In a joint statement today, Universal and Focus called the word-of-mouth sensation a 'special story', an explicit tale about billionaire Christian Grey and college student Anastasia Steele.
The first in a trilogy of erotic novels about a 21-year-old recent college graduate and her lurid relationship with a billionaire in his late twenties, the modern-day Mills and Boon novel centers on Grey, whose damaged sexual upbringing prompts him to engage in relationships with women who will agree to become his submissive.
Struggling with his rigid rules and sometimes abusive behaviour, the naive Anastasia is ambivalent about joining him in his sadomasochist world.
Literary success: EL James, a TV executive, has gained cult status with her first novel whose characters gripped New York moms
The relationship between the two characters evolves and deepens in the following books, Fifty Shades Darker and Fifty Shades Freed.
Mrs James, a TV executive and mother of two, developed the books from fan fiction she wrote online in tribute to Stephenie Meyer's Twilight novels.

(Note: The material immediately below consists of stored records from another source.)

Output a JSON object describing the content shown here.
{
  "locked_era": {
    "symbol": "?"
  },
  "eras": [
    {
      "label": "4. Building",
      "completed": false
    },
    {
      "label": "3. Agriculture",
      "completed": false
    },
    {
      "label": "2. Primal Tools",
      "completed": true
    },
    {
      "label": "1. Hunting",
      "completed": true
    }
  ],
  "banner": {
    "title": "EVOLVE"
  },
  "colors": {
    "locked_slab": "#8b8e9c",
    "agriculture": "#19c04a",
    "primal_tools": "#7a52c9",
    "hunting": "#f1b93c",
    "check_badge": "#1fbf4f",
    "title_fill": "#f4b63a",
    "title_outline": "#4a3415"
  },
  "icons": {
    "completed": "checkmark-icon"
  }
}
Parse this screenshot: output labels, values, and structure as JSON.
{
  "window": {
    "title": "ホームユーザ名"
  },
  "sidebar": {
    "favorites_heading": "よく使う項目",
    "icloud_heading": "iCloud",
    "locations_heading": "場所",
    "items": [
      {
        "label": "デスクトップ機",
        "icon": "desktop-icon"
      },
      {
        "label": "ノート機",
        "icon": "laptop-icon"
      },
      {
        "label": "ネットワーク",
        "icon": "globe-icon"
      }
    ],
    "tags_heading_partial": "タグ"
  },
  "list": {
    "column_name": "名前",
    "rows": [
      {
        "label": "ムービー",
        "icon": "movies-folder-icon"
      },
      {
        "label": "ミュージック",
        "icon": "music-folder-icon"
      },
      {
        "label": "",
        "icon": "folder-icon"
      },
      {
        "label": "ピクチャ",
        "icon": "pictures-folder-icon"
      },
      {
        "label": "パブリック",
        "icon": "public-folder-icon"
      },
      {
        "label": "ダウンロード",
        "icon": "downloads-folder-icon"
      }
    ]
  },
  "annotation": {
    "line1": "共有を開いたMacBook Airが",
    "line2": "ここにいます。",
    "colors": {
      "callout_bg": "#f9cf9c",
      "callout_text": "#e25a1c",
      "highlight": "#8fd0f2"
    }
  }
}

Despite the scarcity of physical copies available to purchase, Fifty Shades of Grey became a focus of conversation on school runs, taking on a cult status between mothers.
Studio executives believe that although the books play to considerably different demographics than Twilight, they revolve around the same basic themes: a vulnerable virginal woman, a seemingly dangerous man and a forbidden romance.
Because of the books explicit nature, a key factor in readers enjoyment of the book was the ability to read it on devices like the Kindle, which affords a measure of privacy.
Whether the novel will be as successful when the paperback is released en-mass on April 17th by Random House and then translated for a public setting like a movie theater, remains an open question.
It is also unclear whether it will be possible to remove some of the book's more erotic scenes to acquire an accessible R rating, without diluting the essence of the story.
For now, let the whose-who of casting guessing begin. Much like Twilight, The Hunger Games and The Girl With a Dragon Tattoo, Fifty Shades of Grey will undoubtedly turn whoever is cast as Anastasia Steele and Christian Grey into worldwide phenomenons.